Glossophobia

Glossophobia or speech anxiety is the fear of public speaking. The word glossophobia derives from the Greek glōssa, meaning tongue, and phobos, fear or dread.

The US National Institute of Mental Health reports that public speaking anxiety affects about 73% of the population. Evolutionary psychologists believe that for our prehistoric ancestors in a tough environment, living in a tribe was a basic survival skill. Rejection from the group led to death. Speaking to an audience makes us vulnerable to rejection, much like our ancestors’ feared. At any given time you could unwittingly say something inappropriate or unseemly that would make you less likable. In a 1-on-1 conversation that’s a relationship that can be mended. 1-on-5? At 1-on-1000 our evolutionary instincts perk up and pressure to be accepted builds. For some people, understanding the evolutionary biology and assimilating that this is a quasi-universal human survival mechanism helps them deal with and ultimately overcome their glossophobia.

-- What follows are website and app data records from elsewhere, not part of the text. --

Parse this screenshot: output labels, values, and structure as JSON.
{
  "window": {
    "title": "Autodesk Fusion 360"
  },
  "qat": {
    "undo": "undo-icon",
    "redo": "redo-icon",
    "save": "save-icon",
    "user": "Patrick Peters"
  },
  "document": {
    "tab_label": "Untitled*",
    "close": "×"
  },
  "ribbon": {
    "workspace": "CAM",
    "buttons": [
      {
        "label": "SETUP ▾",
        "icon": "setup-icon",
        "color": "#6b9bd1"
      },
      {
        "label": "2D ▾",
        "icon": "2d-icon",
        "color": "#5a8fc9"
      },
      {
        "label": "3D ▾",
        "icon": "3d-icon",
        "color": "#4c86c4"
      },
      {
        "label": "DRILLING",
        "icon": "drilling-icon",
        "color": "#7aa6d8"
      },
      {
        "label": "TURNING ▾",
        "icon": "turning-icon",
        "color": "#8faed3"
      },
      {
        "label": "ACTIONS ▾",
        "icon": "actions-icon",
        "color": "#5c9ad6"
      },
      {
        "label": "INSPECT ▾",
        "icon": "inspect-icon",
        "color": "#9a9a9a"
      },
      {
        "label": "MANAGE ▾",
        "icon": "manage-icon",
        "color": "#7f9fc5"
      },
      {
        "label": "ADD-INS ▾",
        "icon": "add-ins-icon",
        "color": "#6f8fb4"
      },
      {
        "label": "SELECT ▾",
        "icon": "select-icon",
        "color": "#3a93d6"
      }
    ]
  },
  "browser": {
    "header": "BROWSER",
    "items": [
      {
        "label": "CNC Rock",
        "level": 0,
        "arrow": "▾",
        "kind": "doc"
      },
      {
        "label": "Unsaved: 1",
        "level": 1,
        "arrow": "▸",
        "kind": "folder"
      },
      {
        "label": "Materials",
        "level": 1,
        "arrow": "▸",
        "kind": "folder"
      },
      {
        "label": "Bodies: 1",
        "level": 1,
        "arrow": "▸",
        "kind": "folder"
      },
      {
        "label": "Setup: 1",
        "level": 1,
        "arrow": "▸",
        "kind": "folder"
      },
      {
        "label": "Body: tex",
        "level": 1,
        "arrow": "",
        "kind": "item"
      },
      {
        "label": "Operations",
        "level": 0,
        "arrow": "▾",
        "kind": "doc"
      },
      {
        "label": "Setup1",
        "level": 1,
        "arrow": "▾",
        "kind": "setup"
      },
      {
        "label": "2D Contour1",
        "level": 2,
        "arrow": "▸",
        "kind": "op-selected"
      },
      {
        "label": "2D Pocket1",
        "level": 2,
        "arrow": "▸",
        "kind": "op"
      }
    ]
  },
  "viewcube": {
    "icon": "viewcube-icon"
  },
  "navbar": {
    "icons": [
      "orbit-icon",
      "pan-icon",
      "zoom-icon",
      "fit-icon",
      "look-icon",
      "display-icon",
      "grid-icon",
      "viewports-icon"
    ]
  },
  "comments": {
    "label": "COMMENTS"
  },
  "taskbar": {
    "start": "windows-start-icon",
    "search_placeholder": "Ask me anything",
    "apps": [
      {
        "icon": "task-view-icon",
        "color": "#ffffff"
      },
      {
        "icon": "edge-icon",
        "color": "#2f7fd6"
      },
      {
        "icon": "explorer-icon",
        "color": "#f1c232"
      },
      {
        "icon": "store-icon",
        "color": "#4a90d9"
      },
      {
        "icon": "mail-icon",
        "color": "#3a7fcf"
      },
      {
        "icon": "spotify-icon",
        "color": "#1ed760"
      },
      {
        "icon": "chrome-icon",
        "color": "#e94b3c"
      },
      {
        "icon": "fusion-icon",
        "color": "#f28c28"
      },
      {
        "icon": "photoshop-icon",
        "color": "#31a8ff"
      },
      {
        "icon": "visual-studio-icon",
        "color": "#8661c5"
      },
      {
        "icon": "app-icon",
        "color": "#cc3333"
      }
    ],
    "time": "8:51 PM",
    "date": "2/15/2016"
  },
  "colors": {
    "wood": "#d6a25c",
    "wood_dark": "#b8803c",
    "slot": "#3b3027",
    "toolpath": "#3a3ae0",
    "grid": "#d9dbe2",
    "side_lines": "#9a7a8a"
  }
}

When the Lord tells Moses to speak to Pharaoh, Moses replies:    "Pardon your servant, Lord. I have never been eloquent, neither in the past nor since you have spoken to your servant. I am slow of speech and tongue."  Exodus 4:10

When the Lord tells Moses to speak to Pharaoh, Moses replies:

"Pardon your servant, Lord. I have never been eloquent, neither in the past nor since you have spoken to your servant. I am slow of speech and tongue."

Exodus 4:10

Guy Benzeno